As soon as Jule met Imogene, they were instant BFFs. Jule admired Imogene’s refusal to accept labels, and Imogen adored Jule’s stories of her hard-luck past. Imogene had money, and Jule had none, but that didn’t matter because benevolent Imogene always paid. But then Imogene asked one too many questions, Jule lied one too many times and suddenly, their fairy tale friendship was through. How will Jule survive without Imogene, or more specifically, Imogene’s generosity? With a lot of planning and a little luck, maybe she won’t have to…

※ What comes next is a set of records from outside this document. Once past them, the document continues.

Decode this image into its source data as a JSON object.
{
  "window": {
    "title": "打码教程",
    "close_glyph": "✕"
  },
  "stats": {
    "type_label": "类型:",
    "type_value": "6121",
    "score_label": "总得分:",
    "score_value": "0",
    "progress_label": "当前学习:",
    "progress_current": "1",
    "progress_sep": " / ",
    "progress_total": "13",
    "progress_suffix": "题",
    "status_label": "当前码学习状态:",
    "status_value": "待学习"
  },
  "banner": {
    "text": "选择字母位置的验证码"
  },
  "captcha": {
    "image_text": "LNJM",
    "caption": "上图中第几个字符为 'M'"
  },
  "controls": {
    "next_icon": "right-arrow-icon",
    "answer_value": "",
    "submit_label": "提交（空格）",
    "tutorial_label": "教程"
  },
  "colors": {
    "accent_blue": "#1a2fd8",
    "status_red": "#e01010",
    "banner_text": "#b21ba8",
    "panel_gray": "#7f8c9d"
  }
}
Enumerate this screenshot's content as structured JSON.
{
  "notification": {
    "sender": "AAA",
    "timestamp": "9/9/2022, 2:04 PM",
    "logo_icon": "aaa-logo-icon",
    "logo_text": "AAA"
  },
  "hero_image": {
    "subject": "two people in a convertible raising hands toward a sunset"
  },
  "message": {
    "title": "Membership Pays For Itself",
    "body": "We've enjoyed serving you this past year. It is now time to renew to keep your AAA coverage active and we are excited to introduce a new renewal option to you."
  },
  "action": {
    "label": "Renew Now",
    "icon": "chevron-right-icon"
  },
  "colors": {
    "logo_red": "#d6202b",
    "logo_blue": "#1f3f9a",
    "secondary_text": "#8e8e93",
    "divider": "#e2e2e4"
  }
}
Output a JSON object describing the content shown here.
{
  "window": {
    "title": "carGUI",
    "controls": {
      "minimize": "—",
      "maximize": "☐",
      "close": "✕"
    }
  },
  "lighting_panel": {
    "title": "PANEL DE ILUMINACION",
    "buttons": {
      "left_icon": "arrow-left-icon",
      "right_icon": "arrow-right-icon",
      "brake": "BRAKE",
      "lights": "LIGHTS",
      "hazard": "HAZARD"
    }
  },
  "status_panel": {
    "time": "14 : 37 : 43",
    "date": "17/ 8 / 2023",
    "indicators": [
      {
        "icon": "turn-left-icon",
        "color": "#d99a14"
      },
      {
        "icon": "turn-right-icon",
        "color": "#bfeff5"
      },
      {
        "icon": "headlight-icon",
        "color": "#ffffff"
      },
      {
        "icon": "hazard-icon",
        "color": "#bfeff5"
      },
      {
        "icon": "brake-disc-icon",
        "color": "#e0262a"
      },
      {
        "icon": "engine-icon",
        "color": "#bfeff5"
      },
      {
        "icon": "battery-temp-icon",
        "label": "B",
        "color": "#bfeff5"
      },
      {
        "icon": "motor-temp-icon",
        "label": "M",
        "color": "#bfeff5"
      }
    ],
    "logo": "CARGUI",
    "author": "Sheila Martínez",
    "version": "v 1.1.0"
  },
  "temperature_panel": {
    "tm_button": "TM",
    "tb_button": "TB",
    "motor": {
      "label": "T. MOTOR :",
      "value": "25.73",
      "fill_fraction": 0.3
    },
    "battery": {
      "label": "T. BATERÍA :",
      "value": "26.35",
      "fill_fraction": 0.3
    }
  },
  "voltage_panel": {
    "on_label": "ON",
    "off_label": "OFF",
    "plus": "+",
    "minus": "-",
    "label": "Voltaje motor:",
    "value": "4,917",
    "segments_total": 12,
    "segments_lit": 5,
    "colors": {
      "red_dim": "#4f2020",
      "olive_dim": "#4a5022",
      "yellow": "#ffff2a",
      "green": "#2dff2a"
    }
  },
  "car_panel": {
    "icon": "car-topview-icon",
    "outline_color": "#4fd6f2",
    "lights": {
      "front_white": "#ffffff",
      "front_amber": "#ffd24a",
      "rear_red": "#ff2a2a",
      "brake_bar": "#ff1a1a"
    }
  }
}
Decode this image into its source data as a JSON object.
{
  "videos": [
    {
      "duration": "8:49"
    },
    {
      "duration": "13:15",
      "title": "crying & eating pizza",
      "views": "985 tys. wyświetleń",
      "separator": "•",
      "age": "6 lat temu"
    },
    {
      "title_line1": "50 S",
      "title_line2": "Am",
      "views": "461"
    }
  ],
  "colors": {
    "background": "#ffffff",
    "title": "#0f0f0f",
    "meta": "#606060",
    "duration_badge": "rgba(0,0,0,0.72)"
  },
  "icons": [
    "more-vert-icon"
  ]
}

This innovative thriller that starts at the end, and ends at the beginning, is exquisitely executed. Each meticulously plotted detail leads the reader deeper and deeper into a dizzying labyrinth of truth, lies and shocking consequences. As one of the fortuitous few who got to lay my eyeballs on this super advance copy, I was giddy with anticipation and fear at each turn of the page, and finished the whole stunning thing in one long, delirious sick day home in bed. “Fraud” may be in the title, but this provocative puzzler is destined to be a bona fide hit! Mark your calendars for September 2017 so you can be among the first to read one of the most remarkable YA novels of the year. Too long to wait? Then try these other satisfying stories of slippery secrets and delicious lies.
Ever since her older brother Noah disappeared, Molly feels like she doesn’t have a friend in the world except her service dog Pixel. So when Red, a fun-loving homeless teen and Christo, a super cute new guy, come into her life on the same day, she feels as though she’s hit the jackpot. There’s just two small problems: 1) Red suffers from schizoaffective disorder, which means she hears voices and sometimes sees things that aren’t there, 2) It’s nearly Christmas, and Christo has to leave the morning after their first date to fly to New York with his family for the holidays. Molly, whose parents have become zombies since her brother left, is determined to give Red the kind of holiday her family used to have before they fell apart. So while Christo is in New York, she tries desperately to worm Red’s real address or home phone number out of her in order to tell her mother that she’s okay. But when Red starts taking in earnest to the voices in her head, and Christo suddenly stops texting, Molly is forced to ask her checked-out parents for help and finally come to terms with what really happened to Noah. This heartfelt verse novel, full of bigger-than-life characters and surprising twists, is classic Sonya Sones. If you’re in the mood for a feel-good novel, complete with holiday cheer and sincere emotion, look no further. It’s the perfect gift to give or get any teen reader this holiday season.